* **Data to examine**:
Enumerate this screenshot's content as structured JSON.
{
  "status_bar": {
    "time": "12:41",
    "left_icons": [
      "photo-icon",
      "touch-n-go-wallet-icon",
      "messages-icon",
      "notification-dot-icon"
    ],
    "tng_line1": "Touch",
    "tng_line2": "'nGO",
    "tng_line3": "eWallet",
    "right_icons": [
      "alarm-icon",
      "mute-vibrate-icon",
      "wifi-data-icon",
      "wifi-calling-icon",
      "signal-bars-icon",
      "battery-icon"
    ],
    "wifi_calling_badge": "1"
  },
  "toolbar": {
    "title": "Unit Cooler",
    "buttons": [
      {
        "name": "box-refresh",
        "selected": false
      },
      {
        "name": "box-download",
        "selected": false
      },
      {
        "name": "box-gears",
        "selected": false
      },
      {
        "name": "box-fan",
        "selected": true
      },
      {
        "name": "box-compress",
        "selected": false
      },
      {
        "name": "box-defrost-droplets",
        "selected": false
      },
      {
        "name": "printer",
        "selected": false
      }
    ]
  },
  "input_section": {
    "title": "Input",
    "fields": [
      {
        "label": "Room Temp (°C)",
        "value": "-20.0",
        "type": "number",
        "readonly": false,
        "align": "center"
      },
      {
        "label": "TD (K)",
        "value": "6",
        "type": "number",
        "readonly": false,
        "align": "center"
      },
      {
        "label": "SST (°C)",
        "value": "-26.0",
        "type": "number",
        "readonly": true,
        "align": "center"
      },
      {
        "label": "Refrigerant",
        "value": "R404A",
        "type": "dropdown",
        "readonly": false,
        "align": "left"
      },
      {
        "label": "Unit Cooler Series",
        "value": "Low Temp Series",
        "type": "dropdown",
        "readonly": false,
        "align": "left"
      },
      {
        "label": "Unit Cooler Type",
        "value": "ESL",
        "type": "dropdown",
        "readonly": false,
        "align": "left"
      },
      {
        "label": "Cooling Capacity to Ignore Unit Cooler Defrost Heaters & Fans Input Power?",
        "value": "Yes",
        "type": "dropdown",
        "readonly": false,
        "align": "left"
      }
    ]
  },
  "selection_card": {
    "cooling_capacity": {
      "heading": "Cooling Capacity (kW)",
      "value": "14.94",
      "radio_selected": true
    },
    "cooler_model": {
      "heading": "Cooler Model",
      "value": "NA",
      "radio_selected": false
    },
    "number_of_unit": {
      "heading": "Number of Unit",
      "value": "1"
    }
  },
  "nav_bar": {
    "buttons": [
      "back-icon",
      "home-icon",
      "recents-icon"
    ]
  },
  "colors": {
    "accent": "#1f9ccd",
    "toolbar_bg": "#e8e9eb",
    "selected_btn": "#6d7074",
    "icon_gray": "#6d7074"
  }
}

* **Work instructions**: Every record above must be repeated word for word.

* **Answer space**:
Enumerate this screenshot's content as structured JSON.
{
  "status_bar": {
    "time": "12:41",
    "left_icons": [
      "photo-icon",
      "touch-n-go-wallet-icon",
      "messages-icon",
      "notification-dot-icon"
    ],
    "tng_line1": "Touch",
    "tng_line2": "'nGO",
    "tng_line3": "eWallet",
    "right_icons": [
      "alarm-icon",
      "mute-vibrate-icon",
      "wifi-data-icon",
      "wifi-calling-icon",
      "signal-bars-icon",
      "battery-icon"
    ],
    "wifi_calling_badge": "1"
  },
  "toolbar": {
    "title": "Unit Cooler",
    "buttons": [
      {
        "name": "box-refresh",
        "selected": false
      },
      {
        "name": "box-download",
        "selected": false
      },
      {
        "name": "box-gears",
        "selected": false
      },
      {
        "name": "box-fan",
        "selected": true
      },
      {
        "name": "box-compress",
        "selected": false
      },
      {
        "name": "box-defrost-droplets",
        "selected": false
      },
      {
        "name": "printer",
        "selected": false
      }
    ]
  },
  "input_section": {
    "title": "Input",
    "fields": [
      {
        "label": "Room Temp (°C)",
        "value": "-20.0",
        "type": "number",
        "readonly": false,
        "align": "center"
      },
      {
        "label": "TD (K)",
        "value": "6",
        "type": "number",
        "readonly": false,
        "align": "center"
      },
      {
        "label": "SST (°C)",
        "value": "-26.0",
        "type": "number",
        "readonly": true,
        "align": "center"
      },
      {
        "label": "Refrigerant",
        "value": "R404A",
        "type": "dropdown",
        "readonly": false,
        "align": "left"
      },
      {
        "label": "Unit Cooler Series",
        "value": "Low Temp Series",
        "type": "dropdown",
        "readonly": false,
        "align": "left"
      },
      {
        "label": "Unit Cooler Type",
        "value": "ESL",
        "type": "dropdown",
        "readonly": false,
        "align": "left"
      },
      {
        "label": "Cooling Capacity to Ignore Unit Cooler Defrost Heaters & Fans Input Power?",
        "value": "Yes",
        "type": "dropdown",
        "readonly": false,
        "align": "left"
      }
    ]
  },
  "selection_card": {
    "cooling_capacity": {
      "heading": "Cooling Capacity (kW)",
      "value": "14.94",
      "radio_selected": true
    },
    "cooler_model": {
      "heading": "Cooler Model",
      "value": "NA",
      "radio_selected": false
    },
    "number_of_unit": {
      "heading": "Number of Unit",
      "value": "1"
    }
  },
  "nav_bar": {
    "buttons": [
      "back-icon",
      "home-icon",
      "recents-icon"
    ]
  },
  "colors": {
    "accent": "#1f9ccd",
    "toolbar_bg": "#e8e9eb",
    "selected_btn": "#6d7074",
    "icon_gray": "#6d7074"
  }
}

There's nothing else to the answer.